DIRECTIONS | Tell me how many lines in the data include "BOST", and keep the reply to that number.

Start of TASK DATA

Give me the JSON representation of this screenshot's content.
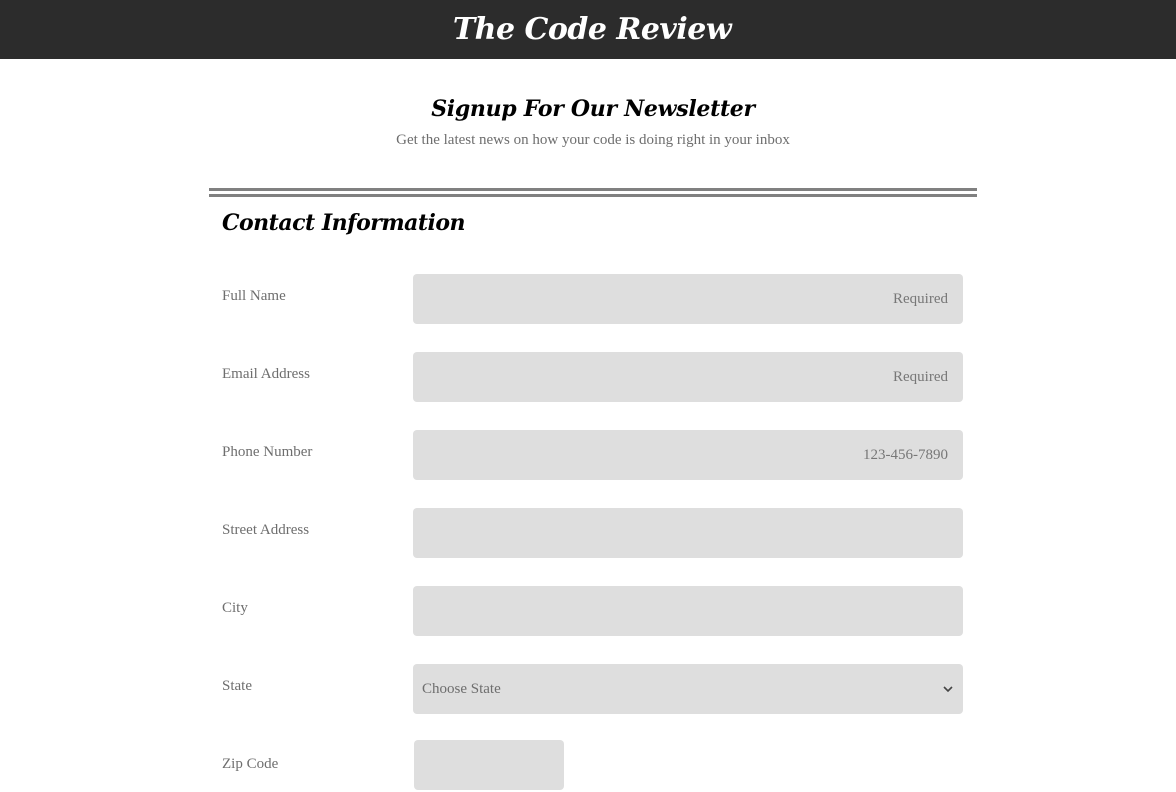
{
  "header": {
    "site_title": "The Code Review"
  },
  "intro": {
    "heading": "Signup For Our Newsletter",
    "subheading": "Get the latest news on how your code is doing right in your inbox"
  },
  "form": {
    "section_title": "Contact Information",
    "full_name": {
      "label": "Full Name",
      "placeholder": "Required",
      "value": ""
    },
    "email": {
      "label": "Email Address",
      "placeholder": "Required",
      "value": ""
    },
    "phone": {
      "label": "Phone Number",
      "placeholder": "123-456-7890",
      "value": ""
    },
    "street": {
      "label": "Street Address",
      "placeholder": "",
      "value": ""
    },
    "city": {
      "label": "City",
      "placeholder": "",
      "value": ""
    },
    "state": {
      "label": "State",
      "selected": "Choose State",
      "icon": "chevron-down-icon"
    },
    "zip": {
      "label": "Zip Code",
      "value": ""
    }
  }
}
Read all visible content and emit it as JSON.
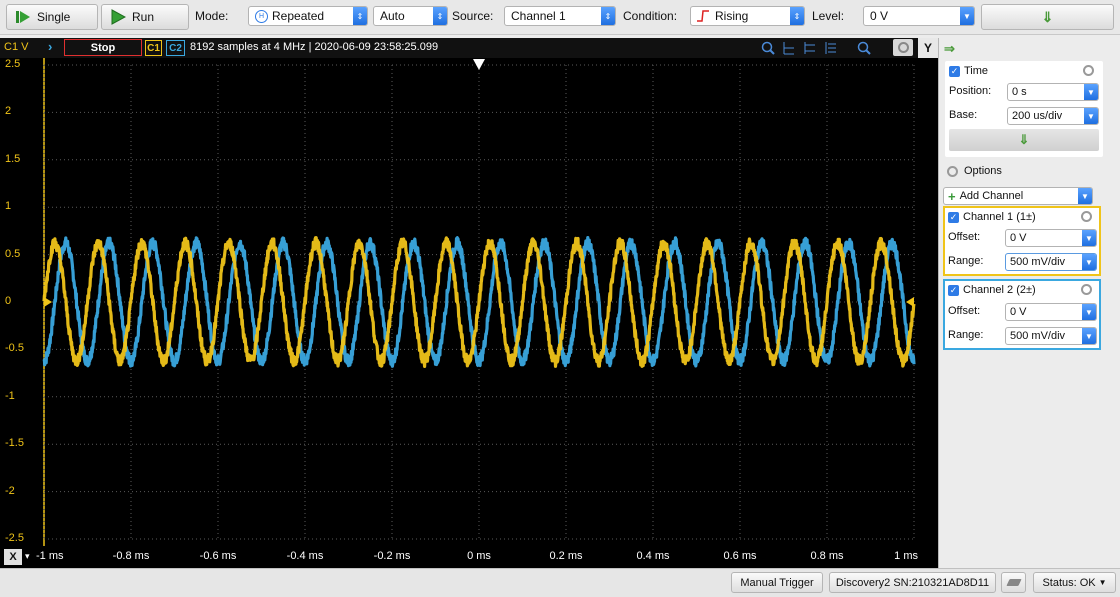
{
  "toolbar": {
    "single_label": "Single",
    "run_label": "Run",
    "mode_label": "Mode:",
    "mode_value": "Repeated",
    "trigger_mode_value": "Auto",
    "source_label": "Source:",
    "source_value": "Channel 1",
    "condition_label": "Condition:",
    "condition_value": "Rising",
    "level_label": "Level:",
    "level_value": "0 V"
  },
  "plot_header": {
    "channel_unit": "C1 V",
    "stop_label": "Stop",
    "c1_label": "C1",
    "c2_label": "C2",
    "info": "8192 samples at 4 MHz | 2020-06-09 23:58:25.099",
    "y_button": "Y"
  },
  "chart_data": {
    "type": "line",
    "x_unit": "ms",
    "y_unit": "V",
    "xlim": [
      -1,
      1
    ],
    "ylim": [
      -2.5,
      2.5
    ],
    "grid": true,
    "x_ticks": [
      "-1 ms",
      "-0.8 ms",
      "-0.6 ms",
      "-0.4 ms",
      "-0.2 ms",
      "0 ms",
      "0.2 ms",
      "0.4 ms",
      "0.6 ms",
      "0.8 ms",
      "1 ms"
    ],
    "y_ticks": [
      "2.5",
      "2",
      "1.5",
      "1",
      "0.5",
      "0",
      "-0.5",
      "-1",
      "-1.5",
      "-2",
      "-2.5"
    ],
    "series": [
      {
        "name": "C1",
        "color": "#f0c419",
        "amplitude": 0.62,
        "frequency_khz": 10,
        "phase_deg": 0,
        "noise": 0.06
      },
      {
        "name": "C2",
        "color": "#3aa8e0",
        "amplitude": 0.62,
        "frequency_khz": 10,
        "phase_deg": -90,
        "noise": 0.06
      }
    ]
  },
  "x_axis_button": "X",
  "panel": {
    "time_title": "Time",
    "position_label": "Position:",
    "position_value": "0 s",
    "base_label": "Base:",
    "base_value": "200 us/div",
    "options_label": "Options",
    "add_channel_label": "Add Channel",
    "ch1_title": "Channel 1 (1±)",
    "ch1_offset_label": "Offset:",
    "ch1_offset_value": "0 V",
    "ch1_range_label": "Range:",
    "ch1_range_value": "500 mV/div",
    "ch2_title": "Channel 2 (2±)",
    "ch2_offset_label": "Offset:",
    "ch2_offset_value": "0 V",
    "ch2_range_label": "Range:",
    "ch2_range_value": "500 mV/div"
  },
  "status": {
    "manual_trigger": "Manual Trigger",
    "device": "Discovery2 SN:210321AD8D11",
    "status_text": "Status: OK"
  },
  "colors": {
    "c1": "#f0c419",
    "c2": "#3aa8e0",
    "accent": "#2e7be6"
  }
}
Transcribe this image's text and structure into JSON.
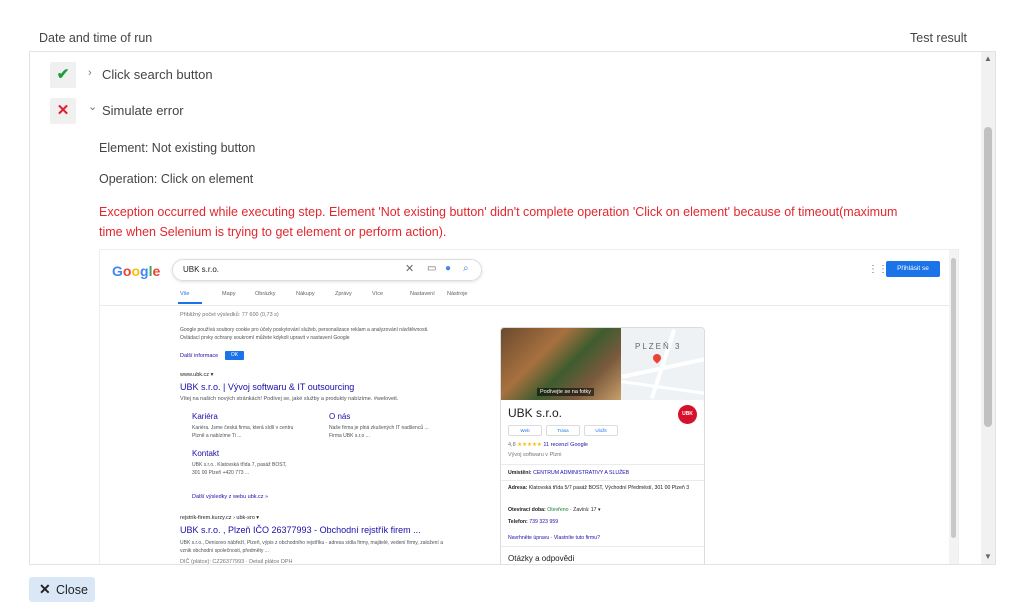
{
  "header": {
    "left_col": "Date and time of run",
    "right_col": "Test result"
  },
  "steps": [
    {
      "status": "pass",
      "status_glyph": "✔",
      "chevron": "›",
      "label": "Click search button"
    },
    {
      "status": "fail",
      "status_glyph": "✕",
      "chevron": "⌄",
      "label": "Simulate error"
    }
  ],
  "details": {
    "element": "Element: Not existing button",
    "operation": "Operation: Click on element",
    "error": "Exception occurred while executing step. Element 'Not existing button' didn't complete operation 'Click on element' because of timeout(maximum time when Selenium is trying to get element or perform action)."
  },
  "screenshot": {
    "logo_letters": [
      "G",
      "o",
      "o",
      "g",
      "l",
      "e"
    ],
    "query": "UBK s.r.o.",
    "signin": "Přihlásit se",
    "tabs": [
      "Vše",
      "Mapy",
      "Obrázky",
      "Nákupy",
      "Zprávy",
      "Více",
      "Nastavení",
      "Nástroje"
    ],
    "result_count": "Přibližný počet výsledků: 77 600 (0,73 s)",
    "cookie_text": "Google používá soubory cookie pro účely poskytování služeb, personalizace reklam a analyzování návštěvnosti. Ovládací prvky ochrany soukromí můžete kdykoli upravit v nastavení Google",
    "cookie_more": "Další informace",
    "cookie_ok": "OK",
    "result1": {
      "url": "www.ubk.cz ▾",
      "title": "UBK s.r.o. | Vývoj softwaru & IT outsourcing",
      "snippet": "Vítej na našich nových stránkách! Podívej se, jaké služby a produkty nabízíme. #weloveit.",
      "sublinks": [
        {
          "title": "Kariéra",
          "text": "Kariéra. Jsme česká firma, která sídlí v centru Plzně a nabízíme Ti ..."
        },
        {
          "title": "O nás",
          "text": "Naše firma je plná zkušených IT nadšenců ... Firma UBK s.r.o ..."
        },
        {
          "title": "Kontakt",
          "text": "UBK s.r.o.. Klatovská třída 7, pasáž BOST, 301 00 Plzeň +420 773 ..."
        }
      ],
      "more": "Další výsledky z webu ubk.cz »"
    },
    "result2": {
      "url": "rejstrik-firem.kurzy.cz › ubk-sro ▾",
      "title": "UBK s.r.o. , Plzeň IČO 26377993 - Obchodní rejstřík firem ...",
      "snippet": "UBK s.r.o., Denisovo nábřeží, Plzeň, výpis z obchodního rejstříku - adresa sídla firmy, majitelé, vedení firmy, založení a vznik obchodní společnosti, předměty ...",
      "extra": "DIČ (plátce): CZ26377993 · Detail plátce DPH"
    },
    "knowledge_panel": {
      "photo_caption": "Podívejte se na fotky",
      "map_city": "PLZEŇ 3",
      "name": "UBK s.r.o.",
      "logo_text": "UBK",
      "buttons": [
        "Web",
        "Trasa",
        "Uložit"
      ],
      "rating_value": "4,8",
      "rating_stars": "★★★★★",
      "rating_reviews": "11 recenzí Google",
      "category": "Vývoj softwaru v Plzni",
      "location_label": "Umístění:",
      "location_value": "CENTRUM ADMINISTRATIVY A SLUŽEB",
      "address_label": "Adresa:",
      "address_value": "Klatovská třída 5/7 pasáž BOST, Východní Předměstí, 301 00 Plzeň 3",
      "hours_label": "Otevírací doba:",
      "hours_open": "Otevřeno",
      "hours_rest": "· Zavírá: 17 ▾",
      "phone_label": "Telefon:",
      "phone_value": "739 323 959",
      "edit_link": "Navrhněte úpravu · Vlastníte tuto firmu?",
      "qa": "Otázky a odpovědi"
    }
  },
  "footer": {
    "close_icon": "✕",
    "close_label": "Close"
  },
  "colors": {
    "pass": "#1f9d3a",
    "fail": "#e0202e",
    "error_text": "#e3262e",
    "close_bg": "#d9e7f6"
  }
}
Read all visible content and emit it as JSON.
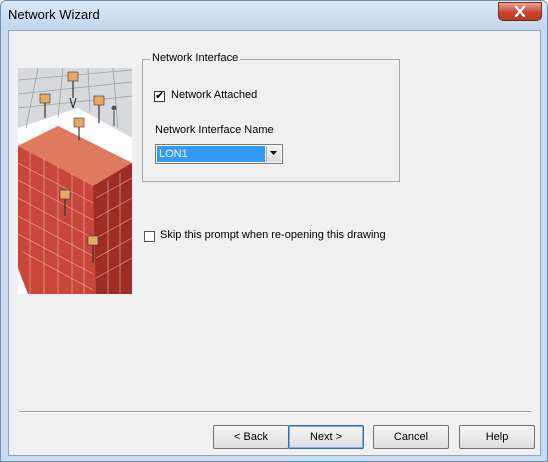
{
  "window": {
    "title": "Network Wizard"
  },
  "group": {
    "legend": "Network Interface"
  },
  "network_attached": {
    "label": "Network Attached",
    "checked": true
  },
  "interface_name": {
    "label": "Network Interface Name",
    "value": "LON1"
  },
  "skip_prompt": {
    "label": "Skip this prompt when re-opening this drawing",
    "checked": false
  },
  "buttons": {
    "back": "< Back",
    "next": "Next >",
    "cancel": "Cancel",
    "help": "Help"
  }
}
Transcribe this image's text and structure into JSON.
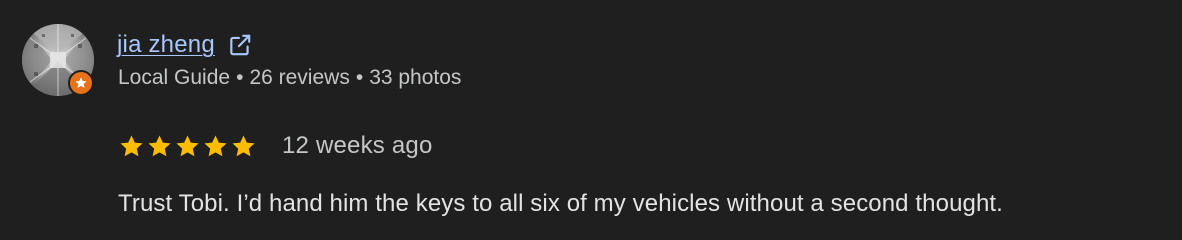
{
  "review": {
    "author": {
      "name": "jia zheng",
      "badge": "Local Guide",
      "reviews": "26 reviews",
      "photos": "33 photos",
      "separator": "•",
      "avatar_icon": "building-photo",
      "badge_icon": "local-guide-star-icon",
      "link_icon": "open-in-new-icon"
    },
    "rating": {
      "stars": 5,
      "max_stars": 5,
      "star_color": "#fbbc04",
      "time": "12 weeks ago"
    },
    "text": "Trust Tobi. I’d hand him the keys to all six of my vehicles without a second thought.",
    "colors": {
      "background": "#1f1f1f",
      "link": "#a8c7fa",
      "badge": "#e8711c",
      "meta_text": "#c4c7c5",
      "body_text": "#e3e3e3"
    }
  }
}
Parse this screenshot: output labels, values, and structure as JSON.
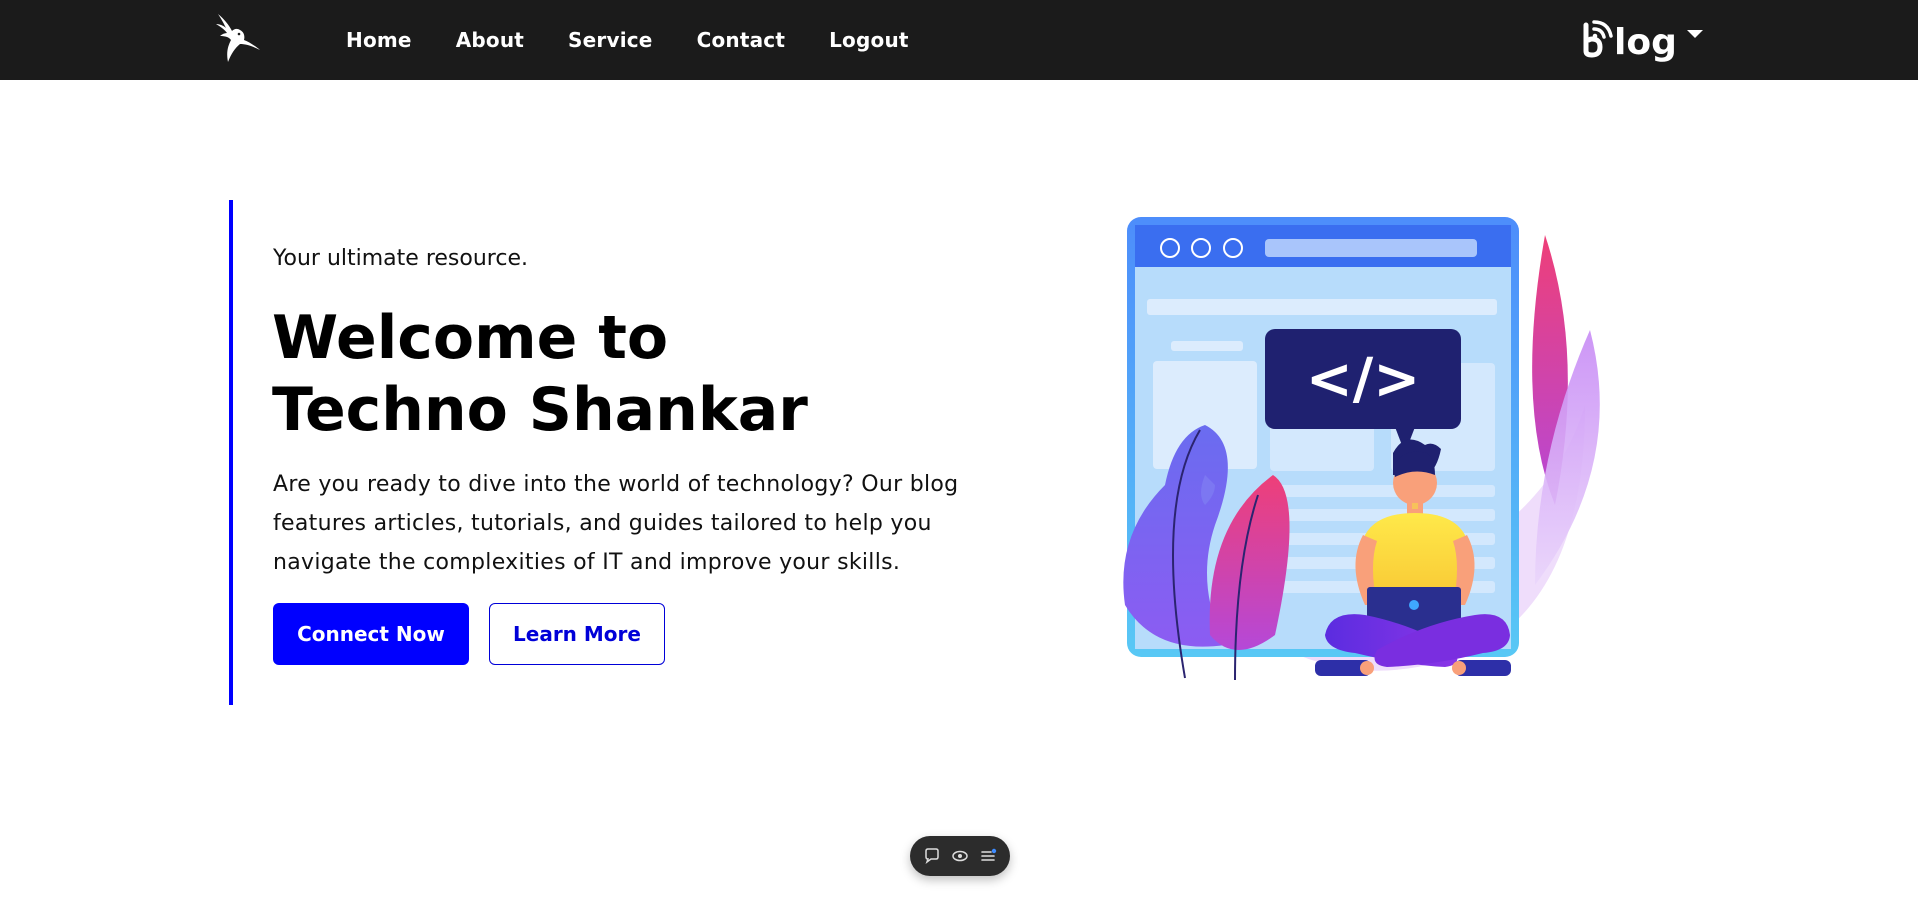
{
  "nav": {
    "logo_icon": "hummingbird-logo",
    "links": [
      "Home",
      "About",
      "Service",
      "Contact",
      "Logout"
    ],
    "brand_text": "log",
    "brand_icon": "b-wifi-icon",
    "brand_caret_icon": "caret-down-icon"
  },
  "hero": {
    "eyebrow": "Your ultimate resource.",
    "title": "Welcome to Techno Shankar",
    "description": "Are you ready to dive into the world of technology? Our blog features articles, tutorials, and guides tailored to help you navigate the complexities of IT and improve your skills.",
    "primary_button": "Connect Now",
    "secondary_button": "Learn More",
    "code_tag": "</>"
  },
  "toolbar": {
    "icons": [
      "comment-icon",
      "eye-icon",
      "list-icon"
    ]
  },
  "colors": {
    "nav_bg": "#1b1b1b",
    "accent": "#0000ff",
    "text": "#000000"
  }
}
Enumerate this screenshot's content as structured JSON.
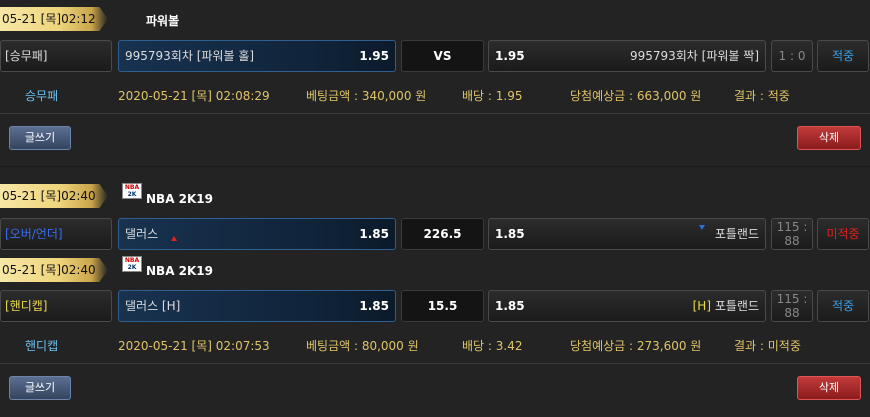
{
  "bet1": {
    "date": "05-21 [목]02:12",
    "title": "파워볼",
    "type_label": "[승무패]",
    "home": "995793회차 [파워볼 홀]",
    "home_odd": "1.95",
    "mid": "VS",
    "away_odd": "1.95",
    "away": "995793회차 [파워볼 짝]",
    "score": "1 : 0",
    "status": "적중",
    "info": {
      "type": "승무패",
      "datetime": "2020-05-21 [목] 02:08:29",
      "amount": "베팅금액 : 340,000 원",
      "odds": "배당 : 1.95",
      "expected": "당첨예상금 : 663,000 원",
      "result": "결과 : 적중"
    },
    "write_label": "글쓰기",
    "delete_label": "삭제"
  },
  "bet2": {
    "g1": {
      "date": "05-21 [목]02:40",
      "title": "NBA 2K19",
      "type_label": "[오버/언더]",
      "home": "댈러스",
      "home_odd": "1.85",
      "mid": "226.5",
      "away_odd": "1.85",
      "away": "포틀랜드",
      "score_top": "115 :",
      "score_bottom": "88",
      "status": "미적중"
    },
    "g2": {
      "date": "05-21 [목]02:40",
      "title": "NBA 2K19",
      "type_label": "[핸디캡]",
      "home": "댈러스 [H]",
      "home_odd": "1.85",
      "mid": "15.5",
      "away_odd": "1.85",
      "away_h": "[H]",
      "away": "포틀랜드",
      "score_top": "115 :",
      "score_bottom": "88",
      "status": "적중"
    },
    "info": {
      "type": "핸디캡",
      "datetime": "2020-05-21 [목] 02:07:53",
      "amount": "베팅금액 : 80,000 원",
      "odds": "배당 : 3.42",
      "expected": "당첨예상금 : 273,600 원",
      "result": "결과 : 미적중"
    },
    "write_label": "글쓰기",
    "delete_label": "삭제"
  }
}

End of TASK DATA

ANSWER FOR THIS EXERCISE | 2